Aside from the unique opportunity of being lost, there are other reasons that people come out to At’l Do Farms. The atmosphere of the farm requires us to slow down and enjoy simple things with the people we love. At’l Do Farms urges us to walk alongside nature and to realize that we are a part of it. Take a hayride out to the pumpkin patch with the bees and soil and find the best carving jack-o-lantern. “Ooo” and “aww” at animals that are an important part of a working farm. Share a bag (or two) of kettle corn with those you’re with. It’s all quite simple really. At’l Do Farms asks us to enjoy being present with others whether we find ourselves lost or not.
On September 11, 2021, we open to the public for our 21st fall season. Looking back on the past 20 seasons I’ve come to learn something: we all approach problems from different directions. As I watch people work their way through the corn maze, I see those who take things head on, and those who take their time. Some people like to contemplate each decision, while others choose paths randomly. Some folks are content to go in circles for hours, while others want clear direction. The diversity of how we get lost and how we collaborate, and problem solve together has enlightened me. It shows that being lost is not a thing to fear, whether in life, or in a corn maze, and those that have the most fun, are often those who are content with being lost. “The world is round,” we often tell lost folks wandering in the maze. “You’ll get there eventually,” and eventually they do.

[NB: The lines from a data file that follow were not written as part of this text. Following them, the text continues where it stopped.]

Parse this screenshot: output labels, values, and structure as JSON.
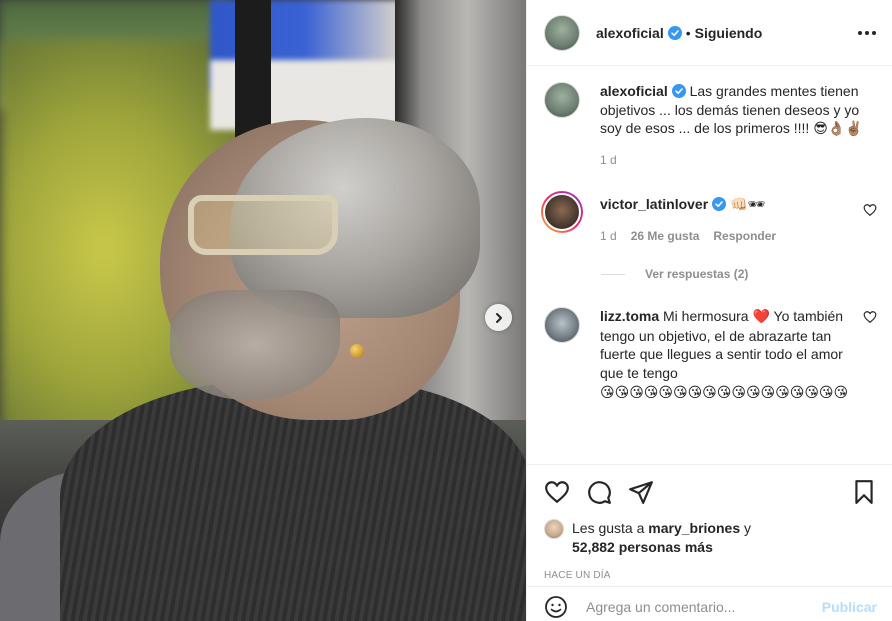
{
  "header": {
    "username": "alexoficial",
    "separator": "•",
    "follow_status": "Siguiendo"
  },
  "caption": {
    "username": "alexoficial",
    "text": "Las grandes mentes tienen objetivos ... los demás tienen deseos y yo soy de esos ... de los primeros !!!! ",
    "emojis": "😎👌🏽✌🏽",
    "time": "1 d"
  },
  "comments": [
    {
      "username": "victor_latinlover",
      "emojis": "👊🏻🕶",
      "time": "1 d",
      "likes": "26 Me gusta",
      "reply_label": "Responder",
      "view_replies": "Ver respuestas (2)"
    },
    {
      "username": "lizz.toma",
      "text_before": "Mi hermosura ",
      "heart": "❤️",
      "text_after": " Yo también tengo un objetivo, el de abrazarte tan fuerte que llegues a sentir todo el amor que te tengo",
      "emojis": "😘😘😘😘😘😘😘😘😘😘😘😘😘😘😘😘😘"
    }
  ],
  "likes": {
    "prefix": "Les gusta a ",
    "user": "mary_briones",
    "connector": " y",
    "count": "52,882 personas más"
  },
  "timestamp": "HACE UN DÍA",
  "add_comment": {
    "placeholder": "Agrega un comentario...",
    "publish_label": "Publicar"
  },
  "icons": {
    "heart": "heart-icon",
    "comment": "comment-icon",
    "share": "paper-plane-icon",
    "save": "bookmark-icon",
    "emoji": "smiley-icon",
    "next": "chevron-right-icon",
    "more": "more-options-icon",
    "verified": "verified-badge-icon"
  },
  "colors": {
    "verified": "#3897f0",
    "publish_disabled": "#b2dffc",
    "secondary_text": "#8e8e8e"
  }
}
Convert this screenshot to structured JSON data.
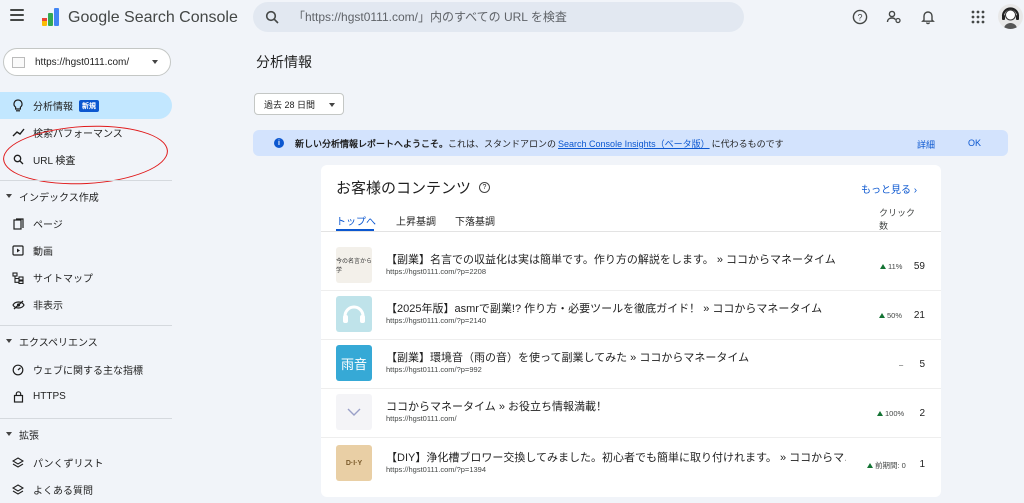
{
  "header": {
    "product": "Google Search Console",
    "search_placeholder": "「https://hgst0111.com/」内のすべての URL を検査"
  },
  "sidebar": {
    "property": "https://hgst0111.com/",
    "items": [
      {
        "label": "分析情報",
        "badge": "新規",
        "icon": "lightbulb-icon"
      },
      {
        "label": "検索パフォーマンス",
        "icon": "trend-icon"
      },
      {
        "label": "URL 検査",
        "icon": "search-icon"
      }
    ],
    "index_section": {
      "label": "インデックス作成",
      "items": [
        {
          "label": "ページ",
          "icon": "pages-icon"
        },
        {
          "label": "動画",
          "icon": "video-icon"
        },
        {
          "label": "サイトマップ",
          "icon": "sitemap-icon"
        },
        {
          "label": "非表示",
          "icon": "hidden-eye-icon"
        }
      ]
    },
    "experience_section": {
      "label": "エクスペリエンス",
      "items": [
        {
          "label": "ウェブに関する主な指標",
          "icon": "gauge-icon"
        },
        {
          "label": "HTTPS",
          "icon": "lock-icon"
        }
      ]
    },
    "enhancements_section": {
      "label": "拡張",
      "items": [
        {
          "label": "パンくずリスト",
          "icon": "layers-icon"
        },
        {
          "label": "よくある質問",
          "icon": "layers-icon"
        }
      ]
    }
  },
  "main": {
    "title": "分析情報",
    "period": "過去 28 日間",
    "banner": {
      "bold": "新しい分析情報レポートへようこそ。",
      "text1": "これは、スタンドアロンの",
      "link": "Search Console Insights（ベータ版）",
      "text2": "に代わるものです",
      "details": "詳細",
      "ok": "OK"
    },
    "card": {
      "title": "お客様のコンテンツ",
      "more": "もっと見る",
      "tabs": [
        "トップへ",
        "上昇基調",
        "下落基調"
      ],
      "clicks_header_1": "クリック",
      "clicks_header_2": "数",
      "rows": [
        {
          "title": "【副業】名言での収益化は実は簡単です。作り方の解説をします。 » ココからマネータイム",
          "url": "https://hgst0111.com/?p=2208",
          "change": "11%",
          "trend": "up",
          "clicks": "59",
          "thumb_text": "今の名言から学",
          "thumb_bg": "#f3f0ea"
        },
        {
          "title": "【2025年版】asmrで副業!? 作り方・必要ツールを徹底ガイド！ » ココからマネータイム",
          "url": "https://hgst0111.com/?p=2140",
          "change": "50%",
          "trend": "up",
          "clicks": "21",
          "thumb_text": "",
          "thumb_bg": "#bfe3ea"
        },
        {
          "title": "【副業】環境音（雨の音）を使って副業してみた » ココからマネータイム",
          "url": "https://hgst0111.com/?p=992",
          "change": "–",
          "trend": "flat",
          "clicks": "5",
          "thumb_text": "雨音",
          "thumb_bg": "#36a9d6"
        },
        {
          "title": "ココからマネータイム » お役立ち情報満載！",
          "url": "https://hgst0111.com/",
          "change": "100%",
          "trend": "up",
          "clicks": "2",
          "thumb_text": "",
          "thumb_bg": "#f4f4f7"
        },
        {
          "title": "【DIY】浄化槽ブロワー交換してみました。初心者でも簡単に取り付けれます。 » ココからマ…",
          "url": "https://hgst0111.com/?p=1394",
          "change": "前期間: 0",
          "trend": "up",
          "clicks": "1",
          "thumb_text": "D·I·Y",
          "thumb_bg": "#e9cfa5"
        }
      ]
    }
  }
}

At’l Do Farms
6323 FM 1294
Lubbock, TX 79415
A Sampling of Fall Festivals with Corn Mazes & Pumpkin Patches Across the State